List each line of the data that holds the string "views".

[EXERCISE MATERIAL — start]

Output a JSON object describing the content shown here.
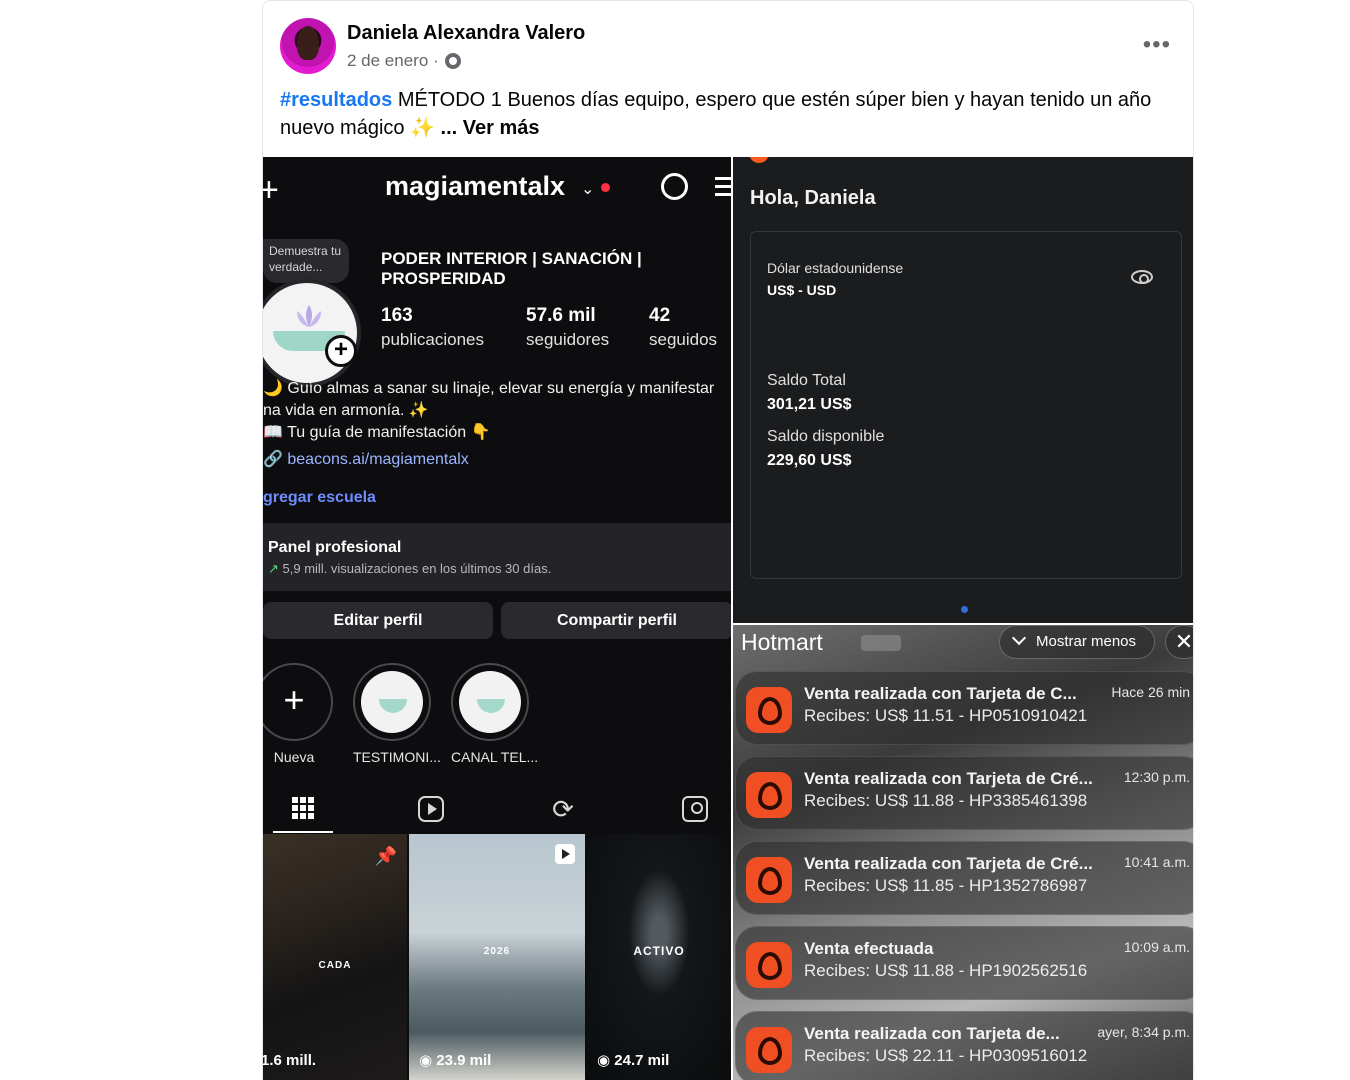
{
  "post": {
    "author": "Daniela Alexandra Valero",
    "date": "2 de enero · ",
    "more_label": "•••",
    "hashtag": "#resultados",
    "caption": " MÉTODO 1 Buenos días equipo, espero que estén súper bien y hayan tenido un año nuevo mágico ✨ ",
    "see_more": "... Ver más"
  },
  "instagram": {
    "username": "magiamentalx",
    "bubble": "Demuestra tu verdade...",
    "name": "PODER INTERIOR | SANACIÓN | PROSPERIDAD",
    "stats": [
      {
        "value": "163",
        "label": "publicaciones"
      },
      {
        "value": "57.6 mil",
        "label": "seguidores"
      },
      {
        "value": "42",
        "label": "seguidos"
      }
    ],
    "bio_line1": "🌙 Guío almas a sanar su linaje, elevar su energía y manifestar",
    "bio_line2": "na vida en armonía. ✨",
    "bio_line3": "📖 Tu guía de manifestación 👇",
    "link": "🔗 beacons.ai/magiamentalx",
    "add_school": "gregar escuela",
    "panel_title": "Panel profesional",
    "panel_arrow": "↗",
    "panel_sub": " 5,9 mill. visualizaciones en los últimos 30 días.",
    "edit_btn": "Editar perfil",
    "share_btn": "Compartir perfil",
    "highlights": [
      "Nueva",
      "TESTIMONI...",
      "CANAL TEL..."
    ],
    "posts": [
      {
        "label": "CADA",
        "views": "1.6 mill."
      },
      {
        "label": "2026",
        "views": "◉ 23.9 mil"
      },
      {
        "label": "ACTIVO",
        "views": "◉ 24.7 mil"
      }
    ]
  },
  "balance": {
    "greeting": "Hola, Daniela",
    "currency_name": "Dólar estadounidense",
    "currency_code": "US$ - USD",
    "total_label": "Saldo Total",
    "total_value": "301,21 US$",
    "available_label": "Saldo disponible",
    "available_value": "229,60 US$"
  },
  "hotmart": {
    "title": "Hotmart",
    "show_less": "Mostrar menos",
    "close": "✕",
    "notifications": [
      {
        "title": "Venta realizada con Tarjeta de C...",
        "body": "Recibes: US$ 11.51 - HP0510910421",
        "time": "Hace 26 min"
      },
      {
        "title": "Venta realizada con Tarjeta de Cré...",
        "body": "Recibes: US$ 11.88 - HP3385461398",
        "time": "12:30 p.m."
      },
      {
        "title": "Venta realizada con Tarjeta de Cré...",
        "body": "Recibes: US$ 11.85 - HP1352786987",
        "time": "10:41 a.m."
      },
      {
        "title": "Venta efectuada",
        "body": "Recibes: US$ 11.88 - HP1902562516",
        "time": "10:09 a.m."
      },
      {
        "title": "Venta realizada con Tarjeta de...",
        "body": "Recibes: US$ 22.11 - HP0309516012",
        "time": "ayer, 8:34 p.m."
      }
    ]
  }
}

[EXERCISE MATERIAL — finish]

■ YOUR RESPONSE:
        "views": "1.6 mill."
        "views": "◉ 23.9 mil"
        "views": "◉ 24.7 mil"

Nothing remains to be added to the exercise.